▸ ACTIVITY
Using the records below, locate all lines containing "Окно" and return them.

[Data about app and page elements]
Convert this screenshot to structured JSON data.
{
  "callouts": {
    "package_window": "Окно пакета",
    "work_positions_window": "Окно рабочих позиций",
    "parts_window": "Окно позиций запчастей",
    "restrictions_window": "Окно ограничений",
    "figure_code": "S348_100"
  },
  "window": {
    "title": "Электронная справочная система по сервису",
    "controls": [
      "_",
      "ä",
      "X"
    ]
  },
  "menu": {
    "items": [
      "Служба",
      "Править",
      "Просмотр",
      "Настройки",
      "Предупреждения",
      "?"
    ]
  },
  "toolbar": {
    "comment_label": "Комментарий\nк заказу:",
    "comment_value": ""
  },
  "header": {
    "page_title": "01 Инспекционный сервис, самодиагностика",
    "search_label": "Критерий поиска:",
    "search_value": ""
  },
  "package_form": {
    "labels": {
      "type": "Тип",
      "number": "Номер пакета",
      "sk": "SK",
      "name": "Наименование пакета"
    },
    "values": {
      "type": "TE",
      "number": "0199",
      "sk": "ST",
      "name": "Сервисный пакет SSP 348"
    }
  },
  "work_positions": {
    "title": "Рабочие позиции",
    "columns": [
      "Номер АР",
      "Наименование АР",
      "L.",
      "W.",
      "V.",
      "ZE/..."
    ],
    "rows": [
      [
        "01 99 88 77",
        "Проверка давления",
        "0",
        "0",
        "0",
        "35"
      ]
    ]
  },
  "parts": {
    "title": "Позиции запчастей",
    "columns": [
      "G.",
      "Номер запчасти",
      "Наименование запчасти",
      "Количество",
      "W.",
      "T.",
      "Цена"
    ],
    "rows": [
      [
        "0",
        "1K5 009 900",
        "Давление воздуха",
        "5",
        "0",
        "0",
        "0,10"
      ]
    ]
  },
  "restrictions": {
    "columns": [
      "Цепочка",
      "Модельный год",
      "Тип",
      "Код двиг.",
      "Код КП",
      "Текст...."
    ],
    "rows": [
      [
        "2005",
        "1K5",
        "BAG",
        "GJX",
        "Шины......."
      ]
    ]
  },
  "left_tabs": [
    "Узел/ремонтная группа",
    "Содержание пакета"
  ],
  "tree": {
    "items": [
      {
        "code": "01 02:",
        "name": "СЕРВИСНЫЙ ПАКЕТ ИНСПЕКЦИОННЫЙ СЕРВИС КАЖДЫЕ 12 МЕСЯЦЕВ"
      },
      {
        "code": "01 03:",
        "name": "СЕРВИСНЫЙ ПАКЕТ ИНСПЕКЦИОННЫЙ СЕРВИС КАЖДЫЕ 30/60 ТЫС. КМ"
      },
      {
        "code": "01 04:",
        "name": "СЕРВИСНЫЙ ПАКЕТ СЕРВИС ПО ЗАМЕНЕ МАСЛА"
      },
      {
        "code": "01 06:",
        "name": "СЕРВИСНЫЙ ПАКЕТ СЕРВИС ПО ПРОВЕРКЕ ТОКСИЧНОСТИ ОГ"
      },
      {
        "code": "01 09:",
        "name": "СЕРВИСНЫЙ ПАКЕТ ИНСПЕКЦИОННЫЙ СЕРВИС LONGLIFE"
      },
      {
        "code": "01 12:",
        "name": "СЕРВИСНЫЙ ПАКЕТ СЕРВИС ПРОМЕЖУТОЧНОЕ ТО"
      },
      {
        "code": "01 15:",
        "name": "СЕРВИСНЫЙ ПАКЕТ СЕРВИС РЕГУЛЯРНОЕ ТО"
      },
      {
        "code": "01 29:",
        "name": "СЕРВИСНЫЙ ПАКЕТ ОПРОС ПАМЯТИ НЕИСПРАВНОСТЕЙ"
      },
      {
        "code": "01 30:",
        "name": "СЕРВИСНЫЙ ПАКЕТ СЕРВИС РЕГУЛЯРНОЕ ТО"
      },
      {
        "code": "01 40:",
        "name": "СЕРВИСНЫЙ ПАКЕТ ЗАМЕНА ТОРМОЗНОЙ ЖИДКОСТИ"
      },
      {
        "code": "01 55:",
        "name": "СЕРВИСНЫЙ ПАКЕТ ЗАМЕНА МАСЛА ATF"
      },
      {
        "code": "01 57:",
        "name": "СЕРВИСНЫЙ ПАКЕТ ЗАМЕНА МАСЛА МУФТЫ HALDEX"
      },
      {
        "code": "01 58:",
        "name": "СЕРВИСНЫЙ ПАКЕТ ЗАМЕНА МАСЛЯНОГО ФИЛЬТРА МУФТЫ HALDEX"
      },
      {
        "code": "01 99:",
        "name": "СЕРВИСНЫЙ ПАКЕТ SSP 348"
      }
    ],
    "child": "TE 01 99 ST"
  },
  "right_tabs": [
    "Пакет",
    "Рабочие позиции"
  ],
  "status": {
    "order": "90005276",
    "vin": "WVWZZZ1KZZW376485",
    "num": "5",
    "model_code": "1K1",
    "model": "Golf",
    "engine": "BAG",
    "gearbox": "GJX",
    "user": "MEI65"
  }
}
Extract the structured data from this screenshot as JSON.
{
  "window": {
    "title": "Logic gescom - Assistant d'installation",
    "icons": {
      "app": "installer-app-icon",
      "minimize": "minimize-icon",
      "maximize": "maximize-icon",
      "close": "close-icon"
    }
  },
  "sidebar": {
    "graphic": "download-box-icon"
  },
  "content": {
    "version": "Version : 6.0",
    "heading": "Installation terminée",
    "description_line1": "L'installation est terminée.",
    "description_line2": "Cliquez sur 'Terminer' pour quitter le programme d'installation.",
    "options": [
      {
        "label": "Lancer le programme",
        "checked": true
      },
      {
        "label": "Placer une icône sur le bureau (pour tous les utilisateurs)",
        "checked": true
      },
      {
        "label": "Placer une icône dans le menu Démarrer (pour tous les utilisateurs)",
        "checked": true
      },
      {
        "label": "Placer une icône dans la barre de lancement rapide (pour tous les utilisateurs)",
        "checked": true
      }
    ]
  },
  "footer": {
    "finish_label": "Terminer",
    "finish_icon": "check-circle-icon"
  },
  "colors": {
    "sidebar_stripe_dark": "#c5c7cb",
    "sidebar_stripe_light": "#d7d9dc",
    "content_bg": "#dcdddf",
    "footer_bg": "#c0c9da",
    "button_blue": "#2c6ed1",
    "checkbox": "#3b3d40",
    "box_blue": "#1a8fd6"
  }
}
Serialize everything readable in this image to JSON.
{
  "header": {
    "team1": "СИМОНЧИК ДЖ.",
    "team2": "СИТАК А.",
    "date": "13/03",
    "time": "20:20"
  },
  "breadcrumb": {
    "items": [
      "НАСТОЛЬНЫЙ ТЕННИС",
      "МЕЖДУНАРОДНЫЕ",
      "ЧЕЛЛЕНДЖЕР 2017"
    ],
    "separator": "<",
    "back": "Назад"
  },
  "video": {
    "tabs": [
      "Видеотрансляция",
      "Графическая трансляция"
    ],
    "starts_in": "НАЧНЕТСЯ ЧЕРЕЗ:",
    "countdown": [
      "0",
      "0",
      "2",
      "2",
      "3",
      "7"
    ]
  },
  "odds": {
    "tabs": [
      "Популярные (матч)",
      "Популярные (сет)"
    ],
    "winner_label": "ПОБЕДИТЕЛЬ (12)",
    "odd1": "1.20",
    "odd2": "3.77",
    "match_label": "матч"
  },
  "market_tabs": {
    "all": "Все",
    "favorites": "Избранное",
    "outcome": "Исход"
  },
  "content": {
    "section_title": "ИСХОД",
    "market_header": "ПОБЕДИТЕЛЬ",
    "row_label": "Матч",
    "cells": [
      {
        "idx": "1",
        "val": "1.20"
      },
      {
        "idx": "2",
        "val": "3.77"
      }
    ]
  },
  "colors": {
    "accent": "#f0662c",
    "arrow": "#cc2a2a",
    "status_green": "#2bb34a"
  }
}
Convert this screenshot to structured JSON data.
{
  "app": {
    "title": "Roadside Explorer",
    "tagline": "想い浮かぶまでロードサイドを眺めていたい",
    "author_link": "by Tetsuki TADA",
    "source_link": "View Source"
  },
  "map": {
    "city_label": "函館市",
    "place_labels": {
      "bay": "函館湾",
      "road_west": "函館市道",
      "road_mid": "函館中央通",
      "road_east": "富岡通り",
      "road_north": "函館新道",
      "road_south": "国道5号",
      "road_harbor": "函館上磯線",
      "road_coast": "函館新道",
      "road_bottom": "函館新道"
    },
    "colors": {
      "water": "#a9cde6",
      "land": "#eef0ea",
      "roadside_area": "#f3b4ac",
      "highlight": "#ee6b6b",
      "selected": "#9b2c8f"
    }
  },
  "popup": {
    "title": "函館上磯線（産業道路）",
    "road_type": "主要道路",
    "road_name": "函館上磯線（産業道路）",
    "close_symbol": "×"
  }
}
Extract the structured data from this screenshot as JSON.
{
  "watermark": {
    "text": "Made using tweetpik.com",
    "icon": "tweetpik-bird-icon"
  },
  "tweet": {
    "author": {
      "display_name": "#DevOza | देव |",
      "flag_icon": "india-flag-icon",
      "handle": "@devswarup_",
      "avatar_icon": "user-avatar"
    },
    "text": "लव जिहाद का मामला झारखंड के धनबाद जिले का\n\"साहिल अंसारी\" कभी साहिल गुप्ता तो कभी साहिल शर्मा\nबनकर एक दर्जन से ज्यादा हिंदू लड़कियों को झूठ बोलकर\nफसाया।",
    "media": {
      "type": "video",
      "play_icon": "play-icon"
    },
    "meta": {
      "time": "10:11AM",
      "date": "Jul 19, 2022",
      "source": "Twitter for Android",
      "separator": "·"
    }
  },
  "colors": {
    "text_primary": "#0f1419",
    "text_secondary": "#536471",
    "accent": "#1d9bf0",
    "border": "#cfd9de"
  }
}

▸ EXERCISE ANSWER
    "package_window": "Окно пакета",
    "work_positions_window": "Окно рабочих позиций",
    "parts_window": "Окно позиций запчастей",
    "restrictions_window": "Окно ограничений",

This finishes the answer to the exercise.